For all practical purposes, when Shi-huang-di died the Qin dynasty vanished; but his achievement of imperial unification was not to be undone. Within a decade there emerged a new dynasty, which endured for more than 400 years. The Han, divided halfway between the B.C. and A.D. eras and with a population roughly estimated to be close to sixty million at the height of its prosperity, is often compared to Rome in the West, as it controlled a territory equally as vast and remained in being until the decline of the Roman Empire. The Chinese empire, however, maintained an internal cohesion that was unknown to the West.

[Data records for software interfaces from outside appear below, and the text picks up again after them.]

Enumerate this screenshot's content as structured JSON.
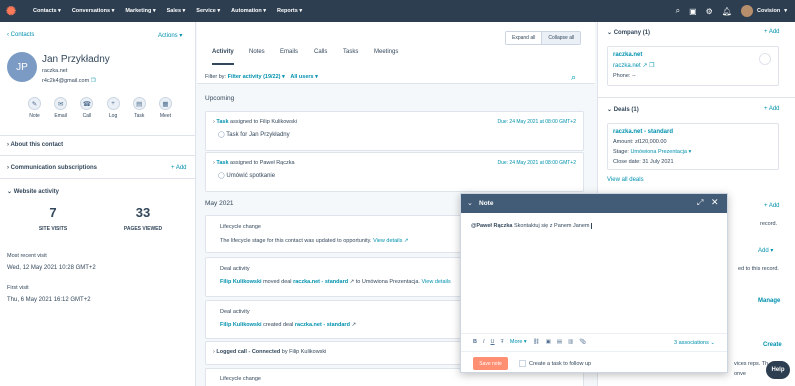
{
  "nav": {
    "items": [
      "Contacts",
      "Conversations",
      "Marketing",
      "Sales",
      "Service",
      "Automation",
      "Reports"
    ],
    "account": "Covision"
  },
  "contact": {
    "back": "Contacts",
    "actions": "Actions",
    "initials": "JP",
    "name": "Jan Przykładny",
    "company": "raczka.net",
    "email": "r4c2k4@gmail.com",
    "buttons": [
      "Note",
      "Email",
      "Call",
      "Log",
      "Task",
      "Meet"
    ]
  },
  "left_sections": {
    "about": "About this contact",
    "comm": "Communication subscriptions",
    "add": "+ Add",
    "website": "Website activity"
  },
  "website": {
    "visits": "7",
    "visits_label": "SITE VISITS",
    "pages": "33",
    "pages_label": "PAGES VIEWED",
    "recent_label": "Most recent visit",
    "recent_value": "Wed, 12 May 2021 10:28 GMT+2",
    "first_label": "First visit",
    "first_value": "Thu, 6 May 2021 16:12 GMT+2"
  },
  "tabs": [
    "Activity",
    "Notes",
    "Emails",
    "Calls",
    "Tasks",
    "Meetings"
  ],
  "expand": "Expand all",
  "collapse": "Collapse all",
  "filter": {
    "label": "Filter by:",
    "activity": "Filter activity (19/22)",
    "users": "All users"
  },
  "upcoming": "Upcoming",
  "task1": {
    "title": "Task",
    "assigned": "assigned to Filip Kulikowski",
    "due": "Due: 24 May 2021 at 08:00 GMT+2",
    "text": "Task for Jan Przykładny"
  },
  "task2": {
    "title": "Task",
    "assigned": "assigned to Paweł Rączka",
    "due": "Due: 24 May 2021 at 08:00 GMT+2",
    "text": "Umówić spotkanie"
  },
  "month": "May 2021",
  "lifecycle": {
    "title": "Lifecycle change",
    "text": "The lifecycle stage for this contact was updated to opportunity.",
    "link": "View details"
  },
  "deal1": {
    "title": "Deal activity",
    "user": "Filip Kulikowski",
    "verb": "moved deal",
    "deal": "raczka.net - standard",
    "rest": "to Umówiona Prezentacja.",
    "link": "View details"
  },
  "deal2": {
    "title": "Deal activity",
    "user": "Filip Kulikowski",
    "verb": "created deal",
    "deal": "raczka.net - standard"
  },
  "logged": {
    "title": "Logged call - Connected",
    "by": "by Filip Kulikowski"
  },
  "lifecycle2": {
    "title": "Lifecycle change"
  },
  "company": {
    "head": "Company (1)",
    "add": "+ Add",
    "name": "raczka.net",
    "link": "raczka.net",
    "phone": "Phone: --"
  },
  "deals": {
    "head": "Deals (1)",
    "add": "+ Add",
    "name": "raczka.net - standard",
    "amount": "Amount: zł120,000.00",
    "stage_label": "Stage:",
    "stage": "Umówiona Prezentacja",
    "close": "Close date: 31 July 2021",
    "view_all": "View all deals"
  },
  "right_misc": {
    "add3": "+ Add",
    "record1": "record.",
    "add4": "Add",
    "record2": "ed to this record.",
    "manage": "Manage",
    "create": "Create",
    "reps": "vices reps. Th",
    "onve": "onve"
  },
  "note": {
    "title": "Note",
    "mention": "@Paweł Rączka",
    "body": "Skontaktuj się z Panem Janem",
    "more": "More",
    "assoc": "3 associations",
    "save": "Save note",
    "followup": "Create a task to follow up"
  },
  "help": "Help"
}
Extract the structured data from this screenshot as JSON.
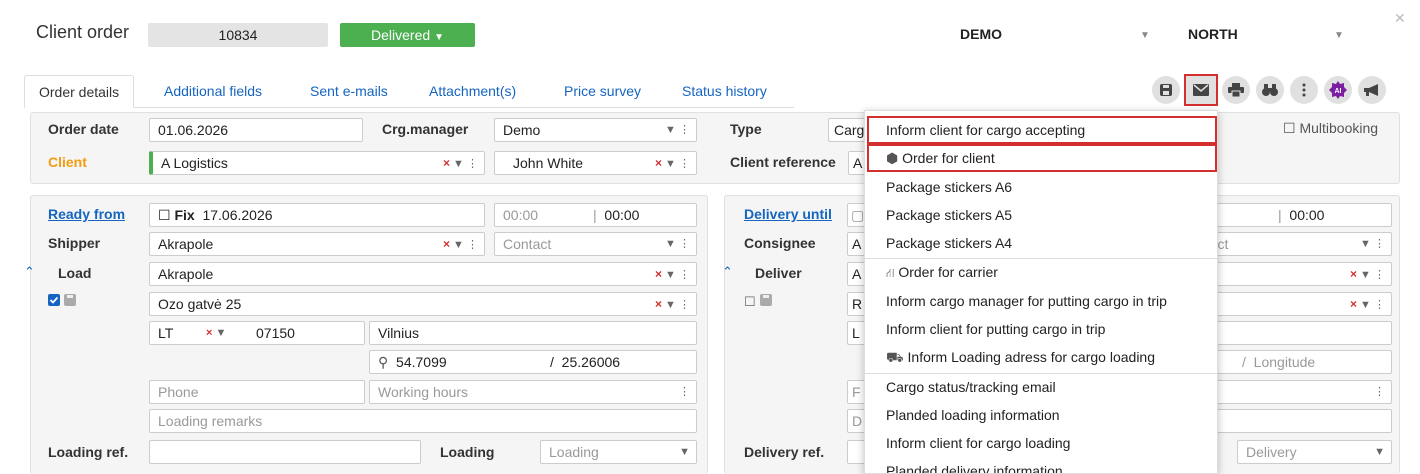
{
  "header": {
    "title": "Client order",
    "order_number": "10834",
    "status": "Delivered",
    "company": "DEMO",
    "region": "NORTH"
  },
  "tabs": [
    "Order details",
    "Additional fields",
    "Sent e-mails",
    "Attachment(s)",
    "Price survey",
    "Status history"
  ],
  "top": {
    "order_date_label": "Order date",
    "order_date": "01.06.2026",
    "crg_manager_label": "Crg.manager",
    "crg_manager": "Demo",
    "type_label": "Type",
    "type_value": "Carg",
    "multibooking_label": "Multibooking",
    "client_label": "Client",
    "client": "A Logistics",
    "contact": "John White",
    "client_ref_label": "Client reference",
    "client_ref": "A"
  },
  "loading": {
    "ready_from_label": "Ready from",
    "fix_label": "Fix",
    "date": "17.06.2026",
    "time_from": "00:00",
    "time_to": "00:00",
    "shipper_label": "Shipper",
    "shipper": "Akrapole",
    "contact_placeholder": "Contact",
    "load_label": "Load",
    "load": "Akrapole",
    "address": "Ozo gatvė 25",
    "country": "LT",
    "postcode": "07150",
    "city": "Vilnius",
    "lat": "54.7099",
    "lon": "25.26006",
    "phone_placeholder": "Phone",
    "hours_placeholder": "Working hours",
    "remarks_placeholder": "Loading remarks",
    "ref_label": "Loading ref.",
    "type_label": "Loading",
    "type_placeholder": "Loading"
  },
  "delivery": {
    "until_label": "Delivery until",
    "time_from": "00",
    "time_to": "00:00",
    "consignee_label": "Consignee",
    "consignee": "A",
    "contact_placeholder": "ntact",
    "deliver_label": "Deliver",
    "deliver": "A",
    "addr": "R",
    "city": "L",
    "lon_placeholder": "Longitude",
    "f_placeholder": "F",
    "d_placeholder": "D",
    "ref_label": "Delivery ref.",
    "type_placeholder": "Delivery"
  },
  "menu": {
    "items": [
      "Inform client for cargo accepting",
      "Order for client",
      "Package stickers A6",
      "Package stickers A5",
      "Package stickers A4",
      "Order for carrier",
      "Inform cargo manager for putting cargo in trip",
      "Inform client for putting cargo in trip",
      "Inform Loading adress for cargo loading",
      "Cargo status/tracking email",
      "Planded loading information",
      "Inform client for cargo loading",
      "Planded delivery information"
    ]
  },
  "colors": {
    "accent": "#1565c0",
    "status": "#4caf50",
    "highlight": "#d32f2f",
    "client_label": "#f39c12"
  }
}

The new dynasty is idealized by Chinese writers as marking the first time that commoners took up imperial roles. The dynastic founder, Liu Bang, was a minor police officer under the Qin. Both chancellors, Xiao He and Cao Cen, had been county clerks. A general, Chen Ping, had at one time worked as a butcher. Another, Han Xin, begged for food in his youth. Qing Bu and Peng Yue had risen from the ranks of brigands. The plebeian composition of the new imperial court, however, only reflected that the territorial lordship had been so thoroughly uprooted that for the national reconstruction it was neither necessary nor even possible to rally behind the old aristocracy. It was by no means a sign